### Assignment:
Line by line, print the records exactly, and keep images out of the copy.

*** Opening Data ***

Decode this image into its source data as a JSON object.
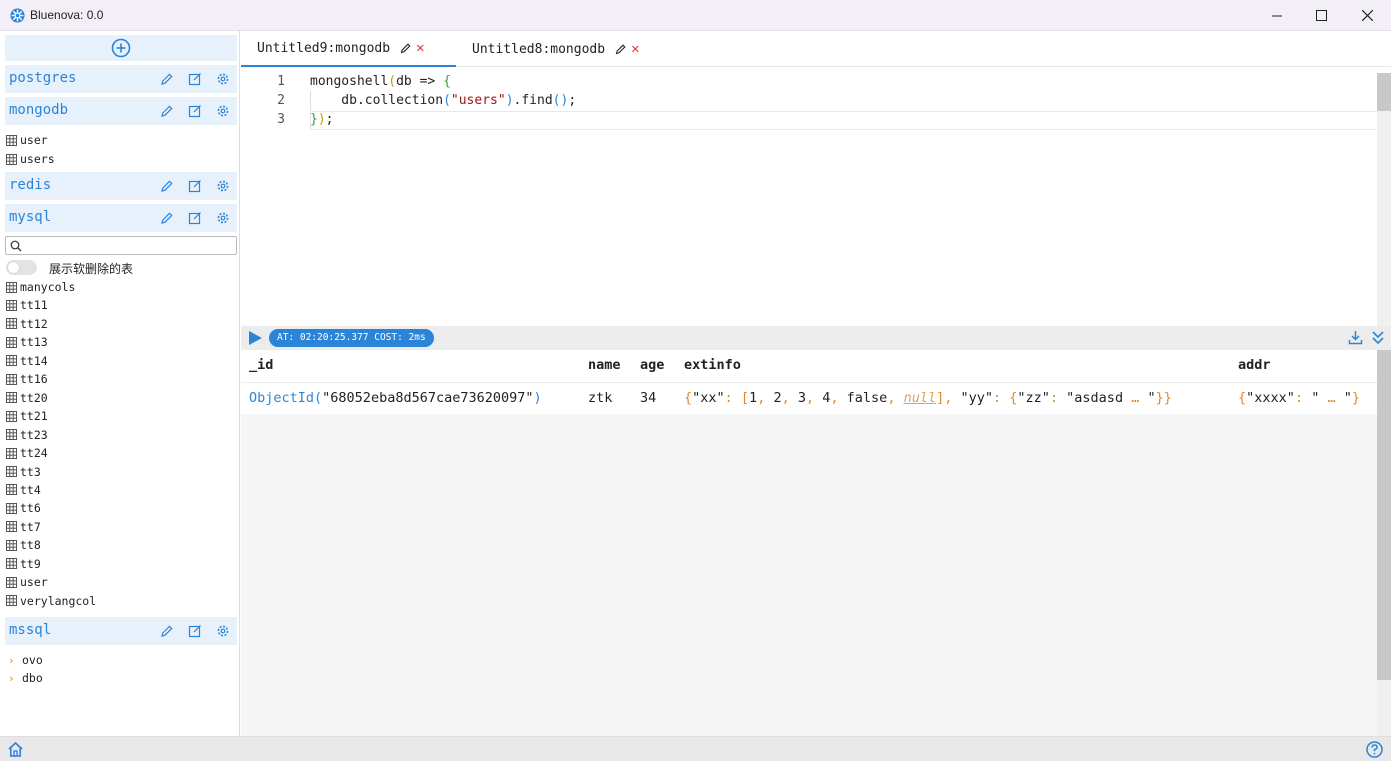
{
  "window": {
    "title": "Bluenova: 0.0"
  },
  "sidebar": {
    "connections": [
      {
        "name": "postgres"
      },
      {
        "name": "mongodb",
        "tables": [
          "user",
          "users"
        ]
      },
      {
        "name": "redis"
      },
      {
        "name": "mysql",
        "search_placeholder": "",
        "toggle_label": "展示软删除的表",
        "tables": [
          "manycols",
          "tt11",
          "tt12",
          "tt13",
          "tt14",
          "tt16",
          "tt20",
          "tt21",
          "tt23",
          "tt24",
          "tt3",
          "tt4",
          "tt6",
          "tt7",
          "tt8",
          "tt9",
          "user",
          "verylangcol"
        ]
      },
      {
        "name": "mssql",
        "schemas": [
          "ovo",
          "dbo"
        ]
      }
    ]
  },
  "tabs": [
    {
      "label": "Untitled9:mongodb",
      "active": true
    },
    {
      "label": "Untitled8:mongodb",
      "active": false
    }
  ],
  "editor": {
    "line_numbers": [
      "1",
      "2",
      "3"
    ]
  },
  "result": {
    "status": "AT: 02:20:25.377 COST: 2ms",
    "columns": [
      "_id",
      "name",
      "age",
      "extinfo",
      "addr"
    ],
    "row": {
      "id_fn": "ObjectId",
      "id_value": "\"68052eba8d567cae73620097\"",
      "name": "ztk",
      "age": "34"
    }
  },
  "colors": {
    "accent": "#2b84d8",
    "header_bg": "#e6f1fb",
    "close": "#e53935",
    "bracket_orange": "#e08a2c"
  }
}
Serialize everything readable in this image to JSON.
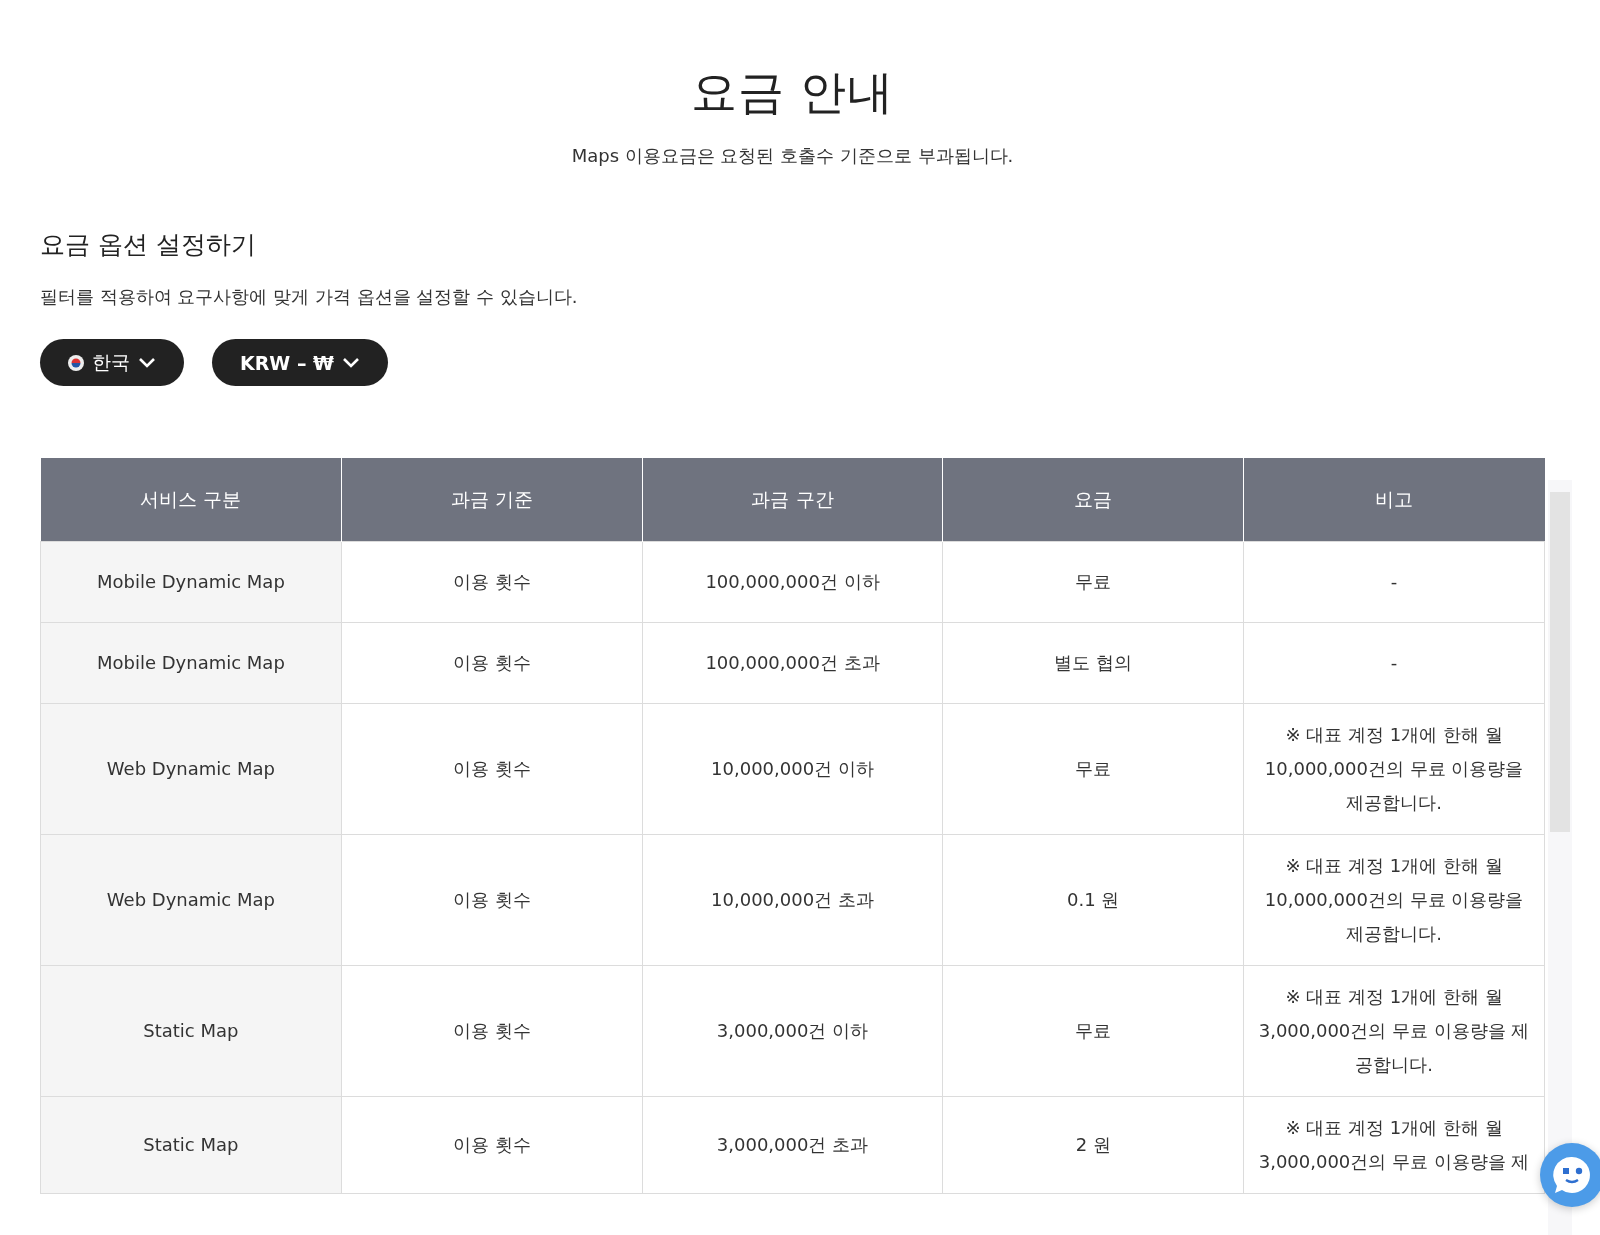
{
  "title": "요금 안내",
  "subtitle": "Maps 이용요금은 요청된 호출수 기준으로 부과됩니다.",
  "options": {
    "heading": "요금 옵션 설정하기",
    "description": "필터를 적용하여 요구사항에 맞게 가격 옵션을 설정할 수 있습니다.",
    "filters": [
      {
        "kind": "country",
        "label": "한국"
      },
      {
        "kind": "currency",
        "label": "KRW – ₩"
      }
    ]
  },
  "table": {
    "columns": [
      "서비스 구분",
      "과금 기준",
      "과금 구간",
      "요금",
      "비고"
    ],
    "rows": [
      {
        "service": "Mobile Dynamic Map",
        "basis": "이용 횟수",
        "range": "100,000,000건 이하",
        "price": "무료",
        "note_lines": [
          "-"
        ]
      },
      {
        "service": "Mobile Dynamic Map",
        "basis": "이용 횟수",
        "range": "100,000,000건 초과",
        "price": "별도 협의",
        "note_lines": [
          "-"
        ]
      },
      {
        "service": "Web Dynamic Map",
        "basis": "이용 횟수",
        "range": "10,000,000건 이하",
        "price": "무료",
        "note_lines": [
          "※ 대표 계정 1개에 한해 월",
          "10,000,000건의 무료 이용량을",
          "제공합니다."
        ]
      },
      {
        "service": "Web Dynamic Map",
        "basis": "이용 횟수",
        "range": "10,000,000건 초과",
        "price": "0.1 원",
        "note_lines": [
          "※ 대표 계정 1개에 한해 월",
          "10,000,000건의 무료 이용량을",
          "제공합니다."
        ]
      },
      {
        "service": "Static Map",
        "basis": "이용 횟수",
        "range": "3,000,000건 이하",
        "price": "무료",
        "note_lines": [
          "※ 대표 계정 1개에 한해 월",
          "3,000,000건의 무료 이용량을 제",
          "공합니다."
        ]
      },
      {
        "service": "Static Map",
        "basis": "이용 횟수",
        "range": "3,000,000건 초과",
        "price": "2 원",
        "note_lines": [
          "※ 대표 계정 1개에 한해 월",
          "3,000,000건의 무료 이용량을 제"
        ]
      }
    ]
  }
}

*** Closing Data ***

### Answer to the problem:
Decode this image into its source data as a JSON object.
{
  "window": {
    "title": "Bluenova: 0.0"
  },
  "sidebar": {
    "connections": [
      {
        "name": "postgres"
      },
      {
        "name": "mongodb",
        "tables": [
          "user",
          "users"
        ]
      },
      {
        "name": "redis"
      },
      {
        "name": "mysql",
        "search_placeholder": "",
        "toggle_label": "展示软删除的表",
        "tables": [
          "manycols",
          "tt11",
          "tt12",
          "tt13",
          "tt14",
          "tt16",
          "tt20",
          "tt21",
          "tt23",
          "tt24",
          "tt3",
          "tt4",
          "tt6",
          "tt7",
          "tt8",
          "tt9",
          "user",
          "verylangcol"
        ]
      },
      {
        "name": "mssql",
        "schemas": [
          "ovo",
          "dbo"
        ]
      }
    ]
  },
  "tabs": [
    {
      "label": "Untitled9:mongodb",
      "active": true
    },
    {
      "label": "Untitled8:mongodb",
      "active": false
    }
  ],
  "editor": {
    "line_numbers": [
      "1",
      "2",
      "3"
    ]
  },
  "result": {
    "status": "AT: 02:20:25.377 COST: 2ms",
    "columns": [
      "_id",
      "name",
      "age",
      "extinfo",
      "addr"
    ],
    "row": {
      "id_fn": "ObjectId",
      "id_value": "\"68052eba8d567cae73620097\"",
      "name": "ztk",
      "age": "34"
    }
  },
  "colors": {
    "accent": "#2b84d8",
    "header_bg": "#e6f1fb",
    "close": "#e53935",
    "bracket_orange": "#e08a2c"
  }
}
Serialize everything readable in this image to JSON.
{
  "title": "요금 안내",
  "subtitle": "Maps 이용요금은 요청된 호출수 기준으로 부과됩니다.",
  "options": {
    "heading": "요금 옵션 설정하기",
    "description": "필터를 적용하여 요구사항에 맞게 가격 옵션을 설정할 수 있습니다.",
    "filters": [
      {
        "kind": "country",
        "label": "한국"
      },
      {
        "kind": "currency",
        "label": "KRW – ₩"
      }
    ]
  },
  "table": {
    "columns": [
      "서비스 구분",
      "과금 기준",
      "과금 구간",
      "요금",
      "비고"
    ],
    "rows": [
      {
        "service": "Mobile Dynamic Map",
        "basis": "이용 횟수",
        "range": "100,000,000건 이하",
        "price": "무료",
        "note_lines": [
          "-"
        ]
      },
      {
        "service": "Mobile Dynamic Map",
        "basis": "이용 횟수",
        "range": "100,000,000건 초과",
        "price": "별도 협의",
        "note_lines": [
          "-"
        ]
      },
      {
        "service": "Web Dynamic Map",
        "basis": "이용 횟수",
        "range": "10,000,000건 이하",
        "price": "무료",
        "note_lines": [
          "※ 대표 계정 1개에 한해 월",
          "10,000,000건의 무료 이용량을",
          "제공합니다."
        ]
      },
      {
        "service": "Web Dynamic Map",
        "basis": "이용 횟수",
        "range": "10,000,000건 초과",
        "price": "0.1 원",
        "note_lines": [
          "※ 대표 계정 1개에 한해 월",
          "10,000,000건의 무료 이용량을",
          "제공합니다."
        ]
      },
      {
        "service": "Static Map",
        "basis": "이용 횟수",
        "range": "3,000,000건 이하",
        "price": "무료",
        "note_lines": [
          "※ 대표 계정 1개에 한해 월",
          "3,000,000건의 무료 이용량을 제",
          "공합니다."
        ]
      },
      {
        "service": "Static Map",
        "basis": "이용 횟수",
        "range": "3,000,000건 초과",
        "price": "2 원",
        "note_lines": [
          "※ 대표 계정 1개에 한해 월",
          "3,000,000건의 무료 이용량을 제"
        ]
      }
    ]
  }
}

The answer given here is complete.